_Exercise aim:_ Every entry in the data below needs to be repeated exactly.

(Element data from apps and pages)
>>>
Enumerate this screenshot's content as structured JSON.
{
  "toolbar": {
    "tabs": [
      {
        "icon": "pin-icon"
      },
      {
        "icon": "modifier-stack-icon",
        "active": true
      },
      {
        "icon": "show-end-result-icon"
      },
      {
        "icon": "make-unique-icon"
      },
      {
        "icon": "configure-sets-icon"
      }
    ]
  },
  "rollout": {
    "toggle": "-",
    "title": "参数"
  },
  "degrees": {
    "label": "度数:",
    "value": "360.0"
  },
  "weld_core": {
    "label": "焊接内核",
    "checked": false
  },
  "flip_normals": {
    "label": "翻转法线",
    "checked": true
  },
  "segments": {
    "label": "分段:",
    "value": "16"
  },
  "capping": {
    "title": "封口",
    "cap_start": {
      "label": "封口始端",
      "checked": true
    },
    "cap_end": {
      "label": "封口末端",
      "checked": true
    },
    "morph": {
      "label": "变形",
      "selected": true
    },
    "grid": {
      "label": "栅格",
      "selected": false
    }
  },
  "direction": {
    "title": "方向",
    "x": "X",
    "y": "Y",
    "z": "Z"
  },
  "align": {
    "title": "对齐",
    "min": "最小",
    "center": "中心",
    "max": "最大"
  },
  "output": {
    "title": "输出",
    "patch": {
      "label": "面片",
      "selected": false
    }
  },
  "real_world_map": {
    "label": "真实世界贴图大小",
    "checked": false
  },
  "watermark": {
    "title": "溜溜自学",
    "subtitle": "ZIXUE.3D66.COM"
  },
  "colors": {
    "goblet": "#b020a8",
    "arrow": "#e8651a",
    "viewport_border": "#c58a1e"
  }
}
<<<
_Task answer:_
Enumerate this screenshot's content as structured JSON.
{
  "toolbar": {
    "tabs": [
      {
        "icon": "pin-icon"
      },
      {
        "icon": "modifier-stack-icon",
        "active": true
      },
      {
        "icon": "show-end-result-icon"
      },
      {
        "icon": "make-unique-icon"
      },
      {
        "icon": "configure-sets-icon"
      }
    ]
  },
  "rollout": {
    "toggle": "-",
    "title": "参数"
  },
  "degrees": {
    "label": "度数:",
    "value": "360.0"
  },
  "weld_core": {
    "label": "焊接内核",
    "checked": false
  },
  "flip_normals": {
    "label": "翻转法线",
    "checked": true
  },
  "segments": {
    "label": "分段:",
    "value": "16"
  },
  "capping": {
    "title": "封口",
    "cap_start": {
      "label": "封口始端",
      "checked": true
    },
    "cap_end": {
      "label": "封口末端",
      "checked": true
    },
    "morph": {
      "label": "变形",
      "selected": true
    },
    "grid": {
      "label": "栅格",
      "selected": false
    }
  },
  "direction": {
    "title": "方向",
    "x": "X",
    "y": "Y",
    "z": "Z"
  },
  "align": {
    "title": "对齐",
    "min": "最小",
    "center": "中心",
    "max": "最大"
  },
  "output": {
    "title": "输出",
    "patch": {
      "label": "面片",
      "selected": false
    }
  },
  "real_world_map": {
    "label": "真实世界贴图大小",
    "checked": false
  },
  "watermark": {
    "title": "溜溜自学",
    "subtitle": "ZIXUE.3D66.COM"
  },
  "colors": {
    "goblet": "#b020a8",
    "arrow": "#e8651a",
    "viewport_border": "#c58a1e"
  }
}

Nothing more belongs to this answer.